Despite these disappointing numbers, many analysts are optimistic that China’s trade will pick up again in the coming quarters. Yet, with weak demand both at home and abroad, I think it will be a long time before China’s imports and exports experience the same kind of robust growth witnessed in years past.
China’s export orders will likely continue to falter as demand from the nation’s major trade partners, the European Union and the US, remains depressed due to ongoing economic concerns in these areas. Specifically, fears of a further recession in the eurozone are expected to drive down demand for Chinese goods in the months ahead. In April, the eurozone’s manufacturing purchasing managers’ index (PMI) dropped to a three-year low of 45.9 percent, according to Markit Economics, a global business service provider. While the US’s manufacturing PMI looked slightly better after jumping 1.4 percent to 54.8 percent last month, with a raft of fiscal stimulus policies set to end this year, the country’s economic recovery may be slower than expected.

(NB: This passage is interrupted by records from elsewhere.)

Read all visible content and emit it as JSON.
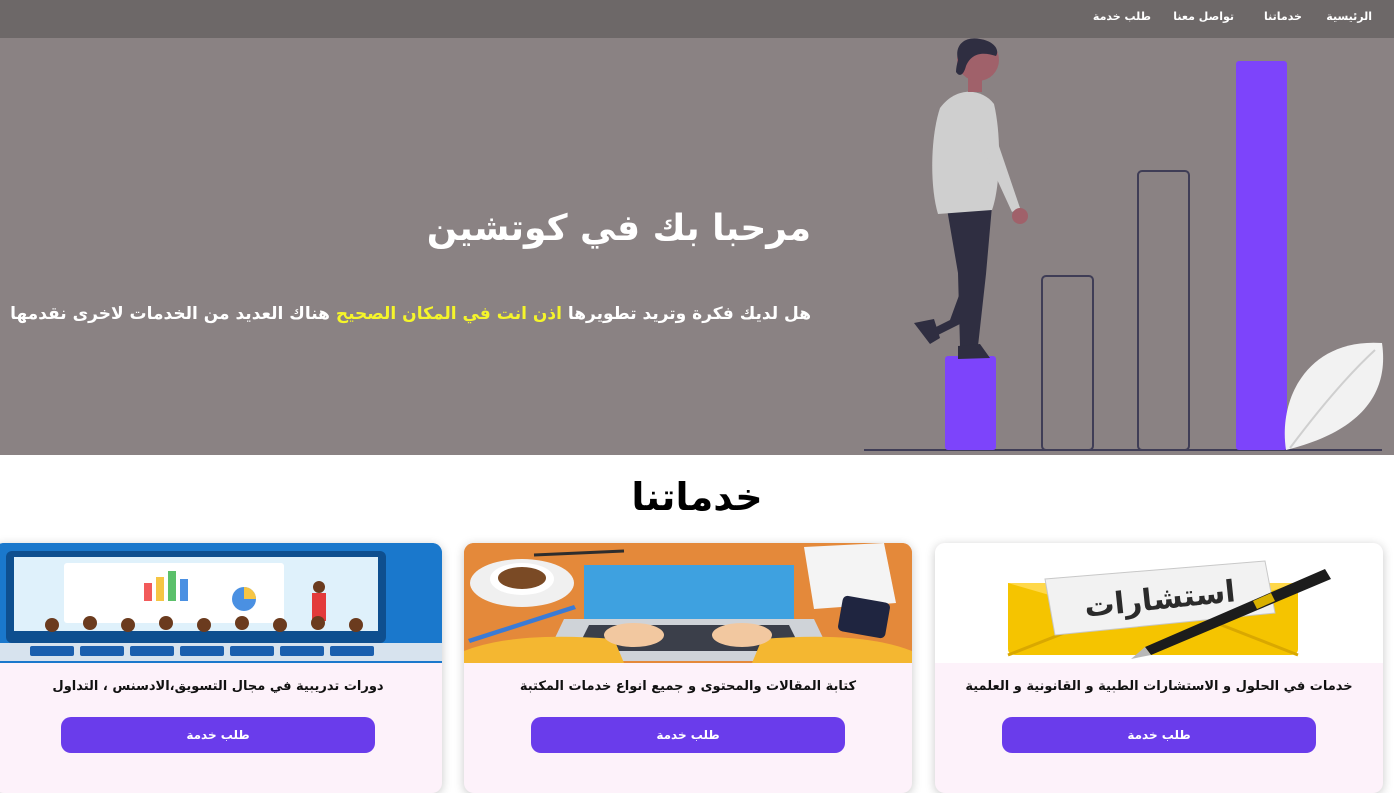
{
  "nav": {
    "home": "الرئيسية",
    "services": "خدماتنا",
    "contact": "تواصل معنا",
    "request": "طلب خدمة"
  },
  "hero": {
    "title": "مرحبا بك في كوتشين",
    "subtitle_part1": "هل لديك فكرة وتريد تطويرها",
    "subtitle_highlight": "اذن انت في المكان الصحيح",
    "subtitle_part2": "هناك العديد من الخدمات لاخرى نقدمها"
  },
  "services": {
    "title": "خدماتنا",
    "cards": [
      {
        "text": "خدمات في الحلول و الاستشارات الطبية و القانونية و العلمية",
        "button": "طلب خدمة",
        "image_word": "استشارات"
      },
      {
        "text": "كتابة المقالات والمحتوى و جميع انواع خدمات المكتبة",
        "button": "طلب خدمة"
      },
      {
        "text": "دورات تدريبية في مجال التسويق،الادسنس ، التداول",
        "button": "طلب خدمة"
      }
    ]
  },
  "colors": {
    "nav_bg": "#6d6868",
    "hero_bg": "#8a8283",
    "accent": "#6a3ceb",
    "highlight": "#f5f52a",
    "card_bg": "#fdf2fa"
  }
}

At the same time, sluggish economic growth in China will likely weigh on domestic demand and keep imports down. Business owners in China currently show little interest in further investment and expansion, as measured by recent drops in long-term corporate loans. According to statistics from the People’s Bank of China (PBC), the volume of long-term loans made to businesses in April dropped 46 percent from the same month last year, while about three quarters of the financing vehicles issued to new enterprises were for short-term loans.
Along with decreases in lending, enterprises in China are clearly losing confidence in the country’s economy. According to a survey of 5,000 companies by the PBC, an index tracking enterprises’ confidence in the country’s economy sank to 39.2 percent in the first quarter of this year, the third consecutive quarter of decrease, far below the 50 percent mark which separates optimism from pessimism. As China’s business climate gets frostier and its entrepreneurs become less ambitious, it’s inevitable that imports will suffer in the process.
Signs of a slowdown in foreign trade growth were already apparent earlier this month at the Canton Fair, the country’s largest trade show and a bellwether for China’s import and export outlook. The value of export transactions declined at the most recent fair by 5 percent, the first decrease since the spring of 2009.
Before China’s trade situation gets any worse, I recommend the government implement rebate policies and lower taxes for importers and exporters.
By Zhang Monan